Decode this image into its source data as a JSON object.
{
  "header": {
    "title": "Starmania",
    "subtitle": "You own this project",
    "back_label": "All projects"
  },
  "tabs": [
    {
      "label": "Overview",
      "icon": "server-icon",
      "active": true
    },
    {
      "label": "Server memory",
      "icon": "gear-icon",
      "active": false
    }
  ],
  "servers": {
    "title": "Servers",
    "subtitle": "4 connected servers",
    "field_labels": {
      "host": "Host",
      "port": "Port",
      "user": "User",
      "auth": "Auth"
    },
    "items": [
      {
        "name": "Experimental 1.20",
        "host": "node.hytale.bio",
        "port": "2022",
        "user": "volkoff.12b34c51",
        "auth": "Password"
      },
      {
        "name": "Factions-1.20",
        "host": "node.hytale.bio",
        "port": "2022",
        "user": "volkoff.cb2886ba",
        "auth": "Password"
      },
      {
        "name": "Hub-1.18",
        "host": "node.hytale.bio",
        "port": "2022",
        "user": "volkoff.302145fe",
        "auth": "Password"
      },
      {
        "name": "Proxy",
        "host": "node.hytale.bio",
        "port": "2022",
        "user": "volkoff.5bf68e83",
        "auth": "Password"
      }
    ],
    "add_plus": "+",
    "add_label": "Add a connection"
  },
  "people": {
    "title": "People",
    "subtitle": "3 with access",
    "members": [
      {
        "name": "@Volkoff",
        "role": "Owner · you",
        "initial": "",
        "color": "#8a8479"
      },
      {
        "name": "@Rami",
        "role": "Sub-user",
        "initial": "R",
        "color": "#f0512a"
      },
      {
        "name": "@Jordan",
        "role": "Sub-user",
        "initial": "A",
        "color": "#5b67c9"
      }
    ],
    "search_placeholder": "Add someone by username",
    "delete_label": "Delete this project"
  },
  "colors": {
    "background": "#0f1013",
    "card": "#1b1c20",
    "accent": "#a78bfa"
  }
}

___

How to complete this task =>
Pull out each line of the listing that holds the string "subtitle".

Result =>
    "subtitle": "You own this project",
    "subtitle": "4 connected servers",
    "subtitle": "3 with access",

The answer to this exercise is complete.